Revision: Tennessee will use the “proxy method” (option 1 in our guidance dated December 2005) to take advantage of the interim flexibility regarding calculating adequate yearly progress (AYP) for the students with disabilities subgroup (refer to: www.ed.gov/policy/elsec/guid/secletter/070207.html). Tennessee will calculate a proxy to determine the percentage of students with disabilities that is equivalent to 2.0 percent of all students assessed. For this year only, this proxy will then be added to the percentage of students with disabilities who are proficient. For any school or district that did not make AYP solely due to its students with disabilities subgroup, Tennessee will use this adjusted percentage proficient to re-examine if the school or district made AYP for the 2006-07 school year.

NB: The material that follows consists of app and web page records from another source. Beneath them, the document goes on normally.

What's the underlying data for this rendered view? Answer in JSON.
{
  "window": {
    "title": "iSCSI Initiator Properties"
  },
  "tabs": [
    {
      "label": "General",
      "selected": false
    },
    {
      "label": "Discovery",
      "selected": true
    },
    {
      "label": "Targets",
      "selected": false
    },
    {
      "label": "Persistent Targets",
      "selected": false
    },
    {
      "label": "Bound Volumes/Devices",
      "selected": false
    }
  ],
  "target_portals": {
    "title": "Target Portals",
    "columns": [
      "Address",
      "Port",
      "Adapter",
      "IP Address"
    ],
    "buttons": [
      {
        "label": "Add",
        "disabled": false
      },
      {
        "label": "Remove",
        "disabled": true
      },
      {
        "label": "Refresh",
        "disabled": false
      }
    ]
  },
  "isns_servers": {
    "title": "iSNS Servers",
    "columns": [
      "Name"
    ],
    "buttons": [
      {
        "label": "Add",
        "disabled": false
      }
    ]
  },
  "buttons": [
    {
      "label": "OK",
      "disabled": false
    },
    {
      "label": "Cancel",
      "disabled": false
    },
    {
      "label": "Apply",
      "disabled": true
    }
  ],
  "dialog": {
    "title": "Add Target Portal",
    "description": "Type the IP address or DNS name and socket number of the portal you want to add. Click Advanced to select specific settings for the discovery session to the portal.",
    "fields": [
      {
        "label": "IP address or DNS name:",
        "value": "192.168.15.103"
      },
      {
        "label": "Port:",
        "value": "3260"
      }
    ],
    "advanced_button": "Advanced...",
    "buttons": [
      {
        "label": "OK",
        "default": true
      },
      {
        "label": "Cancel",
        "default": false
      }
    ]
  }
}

Graduation rate (Element 7.1)
Revision: For four early college/middle college high schools in Tennessee, the State will define the “standard number of years” for calculating the graduation rate as 5 years and one summer. These four schools, Middle College High School at Nashville State Community College, Chattanooga State Middle College High School, Memphis City Middle College High School, and Williamson County Middle College High School, are student self-selected schools with an integrated high school and postsecondary curriculum. Students follow a 5-year trajectory leading to an associate’s degree or acceleration toward a 4-year college degree in addition to receiving a regular high school diploma.

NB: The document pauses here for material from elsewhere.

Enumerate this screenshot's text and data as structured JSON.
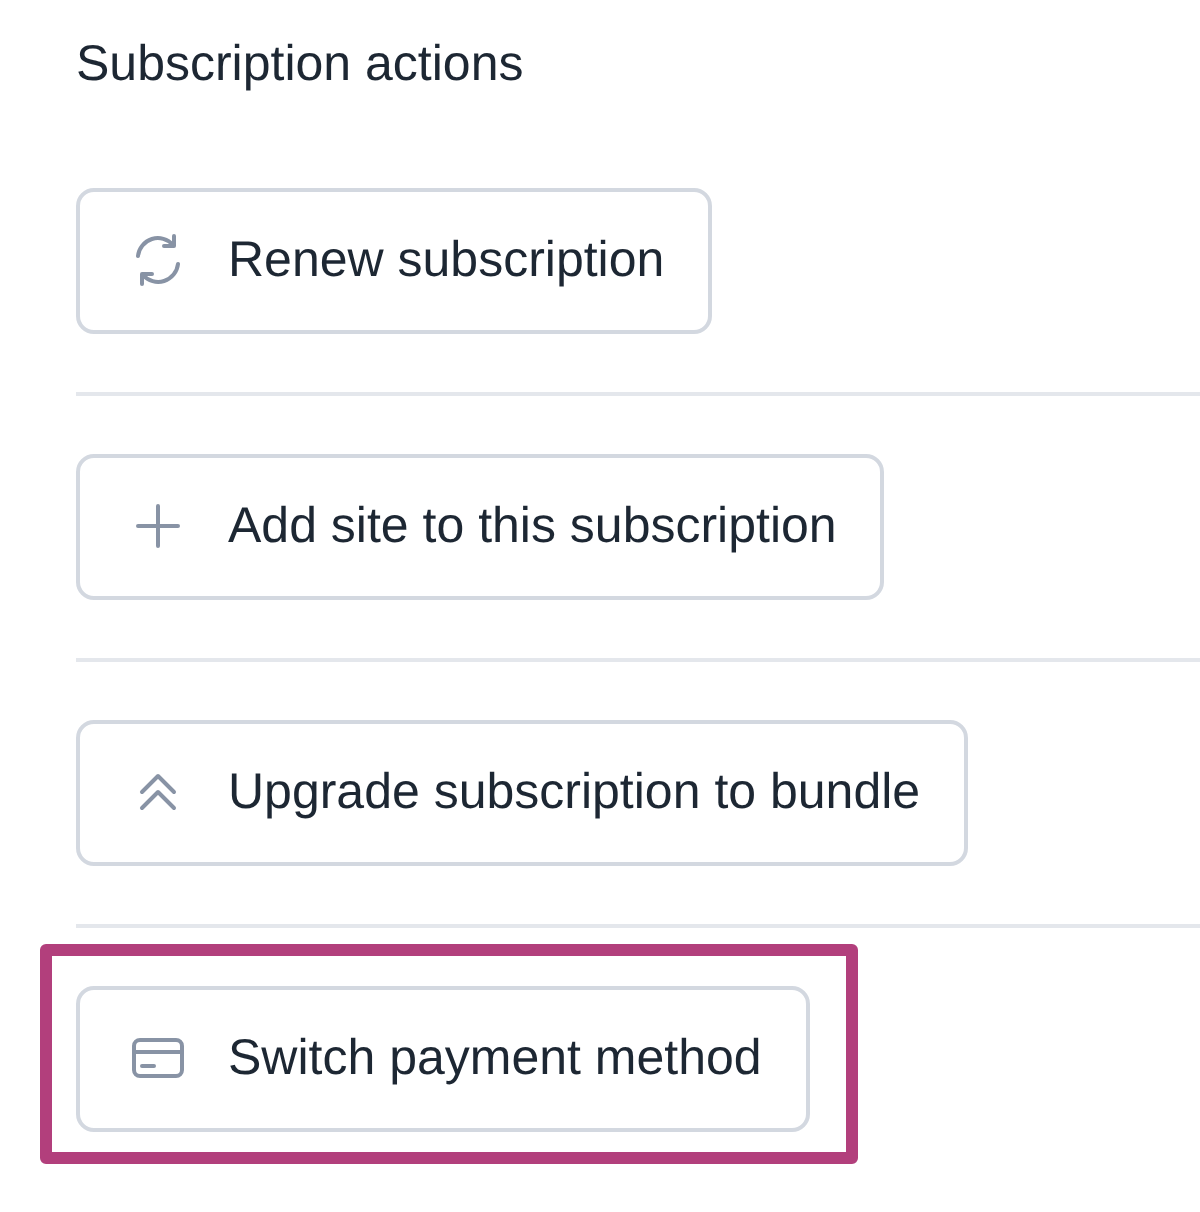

The following amendment is not aligned with the statute and regulations and is therefore not approved.
Confidence interval on growth model calculations (Element 3.2)
The Department cannot approve Tennessee’s proposal to apply a 68 percent confidence interval to the percentages of students either scoring proficient or on track to proficiency as part of Tennessee’s growth model. The Department has brought together two panels of outside experts to review State growth model proposals and to make recommendations to the Secretary regarding the growth model pilot. As noted by the first peer review panel in its “cross cutting issues” document (refer to: /www.ed.govhttps://www2.ed.gov/admins/lead/account/growthmodel/cc.doc), “the justification for employing confidence intervals around the AYP status target is based largely on reducing the impact of score volatility due to changes in the cohorts being assessed from one year to another, and thus reducing the potential for inappropriately concluding that the effectiveness of the school is improving or declining. Under the growth model the issue of successive cohorts is no longer in play since we are measuring the gains over time that are attained by individual students.” Based on the peers’ logic, the Department declines to approve Tennessee’s application of a confidence interval on its growth model calculations.